■ WHAT TO DO: Your answer should consist of every line in the records that holds "soles".

■ Web page and app entries:
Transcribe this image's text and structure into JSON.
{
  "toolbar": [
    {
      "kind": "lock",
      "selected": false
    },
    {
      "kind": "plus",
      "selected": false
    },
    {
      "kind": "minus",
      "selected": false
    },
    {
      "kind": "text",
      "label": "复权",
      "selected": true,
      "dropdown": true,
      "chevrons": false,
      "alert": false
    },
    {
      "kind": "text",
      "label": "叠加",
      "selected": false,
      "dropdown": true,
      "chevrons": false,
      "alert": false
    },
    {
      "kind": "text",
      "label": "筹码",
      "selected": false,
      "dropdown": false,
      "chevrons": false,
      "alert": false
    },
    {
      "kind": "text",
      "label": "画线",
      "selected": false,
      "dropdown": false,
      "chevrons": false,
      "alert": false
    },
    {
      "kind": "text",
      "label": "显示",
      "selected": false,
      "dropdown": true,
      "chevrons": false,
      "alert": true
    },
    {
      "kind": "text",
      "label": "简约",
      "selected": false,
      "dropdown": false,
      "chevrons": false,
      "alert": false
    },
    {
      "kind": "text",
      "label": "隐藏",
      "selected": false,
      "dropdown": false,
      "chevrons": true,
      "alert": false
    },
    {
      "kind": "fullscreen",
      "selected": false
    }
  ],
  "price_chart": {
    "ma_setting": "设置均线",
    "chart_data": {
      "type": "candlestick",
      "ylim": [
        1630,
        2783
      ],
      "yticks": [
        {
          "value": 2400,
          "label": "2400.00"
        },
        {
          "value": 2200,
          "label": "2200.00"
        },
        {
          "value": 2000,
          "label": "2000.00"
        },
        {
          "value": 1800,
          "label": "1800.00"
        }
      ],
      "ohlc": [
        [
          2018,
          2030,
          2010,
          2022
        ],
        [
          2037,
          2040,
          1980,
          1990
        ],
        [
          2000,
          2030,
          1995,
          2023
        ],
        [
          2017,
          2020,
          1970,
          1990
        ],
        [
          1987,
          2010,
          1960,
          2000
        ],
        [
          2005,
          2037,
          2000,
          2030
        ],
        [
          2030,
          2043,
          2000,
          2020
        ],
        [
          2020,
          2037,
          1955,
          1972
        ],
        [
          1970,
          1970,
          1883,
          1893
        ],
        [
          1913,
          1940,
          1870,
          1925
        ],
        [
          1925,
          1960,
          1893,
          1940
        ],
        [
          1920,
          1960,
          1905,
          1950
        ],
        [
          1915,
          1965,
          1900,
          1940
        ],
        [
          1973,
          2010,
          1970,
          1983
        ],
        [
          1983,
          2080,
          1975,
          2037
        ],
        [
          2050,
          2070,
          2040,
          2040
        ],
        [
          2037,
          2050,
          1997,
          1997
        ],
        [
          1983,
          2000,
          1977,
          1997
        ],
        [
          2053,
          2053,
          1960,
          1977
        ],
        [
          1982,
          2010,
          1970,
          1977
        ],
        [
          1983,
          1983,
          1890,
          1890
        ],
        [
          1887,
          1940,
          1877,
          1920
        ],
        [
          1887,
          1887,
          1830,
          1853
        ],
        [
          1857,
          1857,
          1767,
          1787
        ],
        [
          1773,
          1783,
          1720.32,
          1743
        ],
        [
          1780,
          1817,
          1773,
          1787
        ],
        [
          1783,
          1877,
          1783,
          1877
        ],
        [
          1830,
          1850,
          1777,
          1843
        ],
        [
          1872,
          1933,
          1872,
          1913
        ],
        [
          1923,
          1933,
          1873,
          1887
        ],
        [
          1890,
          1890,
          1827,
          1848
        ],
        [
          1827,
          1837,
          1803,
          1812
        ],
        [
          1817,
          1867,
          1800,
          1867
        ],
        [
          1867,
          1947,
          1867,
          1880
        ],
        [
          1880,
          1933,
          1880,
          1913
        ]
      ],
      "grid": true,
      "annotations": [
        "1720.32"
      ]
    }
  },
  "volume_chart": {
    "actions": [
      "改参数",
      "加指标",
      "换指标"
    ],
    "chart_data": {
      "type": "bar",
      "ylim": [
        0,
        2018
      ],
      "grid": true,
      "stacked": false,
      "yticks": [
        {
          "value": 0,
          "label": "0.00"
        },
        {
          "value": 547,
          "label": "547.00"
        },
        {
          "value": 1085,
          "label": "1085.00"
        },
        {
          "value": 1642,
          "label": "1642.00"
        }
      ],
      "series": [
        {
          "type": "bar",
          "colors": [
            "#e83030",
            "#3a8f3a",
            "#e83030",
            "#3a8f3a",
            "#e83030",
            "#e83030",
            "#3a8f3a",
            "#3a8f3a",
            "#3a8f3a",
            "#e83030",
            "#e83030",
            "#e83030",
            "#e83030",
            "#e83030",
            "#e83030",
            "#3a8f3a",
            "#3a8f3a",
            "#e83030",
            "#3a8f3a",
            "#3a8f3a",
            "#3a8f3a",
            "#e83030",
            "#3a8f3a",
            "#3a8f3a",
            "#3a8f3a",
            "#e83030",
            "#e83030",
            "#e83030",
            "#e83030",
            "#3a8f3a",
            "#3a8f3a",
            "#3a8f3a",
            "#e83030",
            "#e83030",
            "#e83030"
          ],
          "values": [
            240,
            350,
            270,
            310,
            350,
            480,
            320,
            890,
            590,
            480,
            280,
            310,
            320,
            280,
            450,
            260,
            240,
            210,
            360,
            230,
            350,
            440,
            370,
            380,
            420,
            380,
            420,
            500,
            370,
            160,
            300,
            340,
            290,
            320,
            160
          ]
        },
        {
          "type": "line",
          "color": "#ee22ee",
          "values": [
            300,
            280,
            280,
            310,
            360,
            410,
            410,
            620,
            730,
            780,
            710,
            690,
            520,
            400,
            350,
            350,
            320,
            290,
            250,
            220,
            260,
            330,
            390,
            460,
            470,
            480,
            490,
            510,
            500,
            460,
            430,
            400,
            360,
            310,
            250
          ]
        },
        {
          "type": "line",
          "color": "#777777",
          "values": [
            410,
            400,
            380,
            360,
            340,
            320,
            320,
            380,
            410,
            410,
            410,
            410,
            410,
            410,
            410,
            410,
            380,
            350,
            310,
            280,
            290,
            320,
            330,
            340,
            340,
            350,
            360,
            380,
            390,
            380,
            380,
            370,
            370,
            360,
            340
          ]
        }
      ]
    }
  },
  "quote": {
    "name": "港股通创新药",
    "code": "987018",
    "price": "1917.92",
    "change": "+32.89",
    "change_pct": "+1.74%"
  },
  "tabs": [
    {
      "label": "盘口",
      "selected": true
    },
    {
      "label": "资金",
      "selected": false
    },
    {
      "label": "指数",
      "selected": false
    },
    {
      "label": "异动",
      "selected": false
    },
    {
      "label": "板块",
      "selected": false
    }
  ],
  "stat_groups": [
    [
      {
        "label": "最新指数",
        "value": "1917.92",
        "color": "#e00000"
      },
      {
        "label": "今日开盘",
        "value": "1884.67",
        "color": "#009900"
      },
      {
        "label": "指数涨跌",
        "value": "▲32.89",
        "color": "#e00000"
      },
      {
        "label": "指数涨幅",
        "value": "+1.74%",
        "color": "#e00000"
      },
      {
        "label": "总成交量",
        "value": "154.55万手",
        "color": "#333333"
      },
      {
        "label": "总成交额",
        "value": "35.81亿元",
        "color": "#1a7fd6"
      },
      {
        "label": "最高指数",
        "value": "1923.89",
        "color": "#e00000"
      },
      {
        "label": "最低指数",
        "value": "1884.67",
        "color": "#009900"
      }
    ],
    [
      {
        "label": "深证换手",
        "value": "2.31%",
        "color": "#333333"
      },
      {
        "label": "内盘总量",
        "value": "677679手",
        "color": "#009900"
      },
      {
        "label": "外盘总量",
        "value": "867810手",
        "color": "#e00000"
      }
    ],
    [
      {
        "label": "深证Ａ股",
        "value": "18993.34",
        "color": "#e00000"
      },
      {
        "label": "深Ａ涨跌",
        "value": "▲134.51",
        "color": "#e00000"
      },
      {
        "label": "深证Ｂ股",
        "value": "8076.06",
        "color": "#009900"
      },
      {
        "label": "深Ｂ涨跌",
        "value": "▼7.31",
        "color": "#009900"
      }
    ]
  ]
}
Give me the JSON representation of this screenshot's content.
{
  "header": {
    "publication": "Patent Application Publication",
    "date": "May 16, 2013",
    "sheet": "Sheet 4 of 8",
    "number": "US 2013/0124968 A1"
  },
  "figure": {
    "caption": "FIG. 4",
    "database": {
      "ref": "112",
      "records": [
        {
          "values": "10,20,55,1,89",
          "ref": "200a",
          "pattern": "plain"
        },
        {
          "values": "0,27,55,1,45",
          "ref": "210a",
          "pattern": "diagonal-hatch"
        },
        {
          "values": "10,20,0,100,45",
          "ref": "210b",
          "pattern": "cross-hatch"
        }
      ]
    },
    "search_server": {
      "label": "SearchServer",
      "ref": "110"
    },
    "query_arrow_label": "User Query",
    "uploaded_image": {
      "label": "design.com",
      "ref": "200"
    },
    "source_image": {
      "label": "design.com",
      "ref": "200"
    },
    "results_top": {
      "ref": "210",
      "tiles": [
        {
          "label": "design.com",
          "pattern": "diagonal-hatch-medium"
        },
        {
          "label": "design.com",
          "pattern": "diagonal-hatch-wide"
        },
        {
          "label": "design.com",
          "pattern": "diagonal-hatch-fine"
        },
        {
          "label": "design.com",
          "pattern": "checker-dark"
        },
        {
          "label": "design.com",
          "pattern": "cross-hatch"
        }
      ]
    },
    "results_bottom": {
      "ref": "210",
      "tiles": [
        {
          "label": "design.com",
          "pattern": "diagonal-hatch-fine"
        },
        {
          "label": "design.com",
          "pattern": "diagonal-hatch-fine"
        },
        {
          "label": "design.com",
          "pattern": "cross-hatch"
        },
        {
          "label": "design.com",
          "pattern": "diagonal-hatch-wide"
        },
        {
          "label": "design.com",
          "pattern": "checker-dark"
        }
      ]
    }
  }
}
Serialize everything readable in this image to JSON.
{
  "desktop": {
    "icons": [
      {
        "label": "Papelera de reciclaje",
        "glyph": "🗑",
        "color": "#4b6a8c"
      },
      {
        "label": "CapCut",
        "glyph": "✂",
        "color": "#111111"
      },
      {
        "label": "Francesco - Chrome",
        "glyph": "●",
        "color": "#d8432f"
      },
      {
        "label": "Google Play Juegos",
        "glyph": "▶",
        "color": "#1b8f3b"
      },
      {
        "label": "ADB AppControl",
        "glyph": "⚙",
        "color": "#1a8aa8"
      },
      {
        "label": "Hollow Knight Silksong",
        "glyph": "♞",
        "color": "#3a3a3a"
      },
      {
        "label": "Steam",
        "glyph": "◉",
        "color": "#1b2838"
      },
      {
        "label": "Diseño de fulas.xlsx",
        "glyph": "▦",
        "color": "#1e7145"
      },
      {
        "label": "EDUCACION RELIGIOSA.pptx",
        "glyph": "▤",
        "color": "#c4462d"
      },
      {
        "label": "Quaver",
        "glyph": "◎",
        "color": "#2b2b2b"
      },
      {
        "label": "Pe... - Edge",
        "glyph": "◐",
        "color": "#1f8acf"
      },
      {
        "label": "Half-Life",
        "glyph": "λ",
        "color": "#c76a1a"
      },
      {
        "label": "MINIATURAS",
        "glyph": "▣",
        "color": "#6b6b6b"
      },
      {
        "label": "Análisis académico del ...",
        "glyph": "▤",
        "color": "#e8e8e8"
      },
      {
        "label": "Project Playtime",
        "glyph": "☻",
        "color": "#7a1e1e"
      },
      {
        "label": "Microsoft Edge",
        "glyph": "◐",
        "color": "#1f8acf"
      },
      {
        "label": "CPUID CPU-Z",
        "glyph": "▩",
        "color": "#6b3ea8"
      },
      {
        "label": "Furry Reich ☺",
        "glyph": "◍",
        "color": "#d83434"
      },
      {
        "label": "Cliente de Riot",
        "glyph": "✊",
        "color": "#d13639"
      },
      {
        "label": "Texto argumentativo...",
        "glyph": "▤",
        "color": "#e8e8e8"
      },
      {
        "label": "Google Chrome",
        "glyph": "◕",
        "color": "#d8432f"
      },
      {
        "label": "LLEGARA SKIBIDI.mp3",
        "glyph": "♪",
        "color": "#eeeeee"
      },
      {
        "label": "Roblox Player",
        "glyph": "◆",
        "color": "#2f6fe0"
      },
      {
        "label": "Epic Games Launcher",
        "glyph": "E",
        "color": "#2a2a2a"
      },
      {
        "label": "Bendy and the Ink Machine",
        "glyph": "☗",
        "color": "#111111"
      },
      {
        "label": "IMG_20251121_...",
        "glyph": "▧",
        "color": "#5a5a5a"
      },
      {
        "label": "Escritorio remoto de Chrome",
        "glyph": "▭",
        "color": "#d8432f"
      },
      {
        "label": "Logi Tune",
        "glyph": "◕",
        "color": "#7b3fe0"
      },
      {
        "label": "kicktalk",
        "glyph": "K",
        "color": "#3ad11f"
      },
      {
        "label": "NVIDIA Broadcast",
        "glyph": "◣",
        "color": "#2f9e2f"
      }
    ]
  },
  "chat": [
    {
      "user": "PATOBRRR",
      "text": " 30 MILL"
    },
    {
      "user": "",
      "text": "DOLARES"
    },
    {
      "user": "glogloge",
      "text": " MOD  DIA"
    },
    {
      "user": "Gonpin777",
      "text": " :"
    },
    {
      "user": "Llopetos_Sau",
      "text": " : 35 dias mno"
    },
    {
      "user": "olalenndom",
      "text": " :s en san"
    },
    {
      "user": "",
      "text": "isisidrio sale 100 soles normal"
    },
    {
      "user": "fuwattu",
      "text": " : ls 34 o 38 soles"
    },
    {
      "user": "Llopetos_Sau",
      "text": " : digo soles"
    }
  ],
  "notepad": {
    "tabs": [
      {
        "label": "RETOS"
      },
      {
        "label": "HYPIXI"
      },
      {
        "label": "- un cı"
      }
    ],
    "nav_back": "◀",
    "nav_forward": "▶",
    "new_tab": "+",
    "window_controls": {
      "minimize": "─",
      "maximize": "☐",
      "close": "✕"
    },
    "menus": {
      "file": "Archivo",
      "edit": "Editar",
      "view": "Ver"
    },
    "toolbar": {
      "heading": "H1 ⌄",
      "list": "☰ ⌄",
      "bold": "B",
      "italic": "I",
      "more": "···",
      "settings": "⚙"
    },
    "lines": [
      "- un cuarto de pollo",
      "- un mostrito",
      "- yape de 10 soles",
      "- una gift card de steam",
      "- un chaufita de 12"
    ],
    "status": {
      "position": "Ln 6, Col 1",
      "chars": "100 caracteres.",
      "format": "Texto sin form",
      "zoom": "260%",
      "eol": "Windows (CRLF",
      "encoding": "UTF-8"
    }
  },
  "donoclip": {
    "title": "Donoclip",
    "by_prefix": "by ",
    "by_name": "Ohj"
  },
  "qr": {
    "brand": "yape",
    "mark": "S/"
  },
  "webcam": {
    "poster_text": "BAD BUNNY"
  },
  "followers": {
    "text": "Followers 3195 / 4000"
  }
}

■ TASK SOLUTION:
      "text": "isisidrio sale 100 soles normal"
      "text": " : ls 34 o 38 soles"
      "text": " : digo soles"
      "- yape de 10 soles",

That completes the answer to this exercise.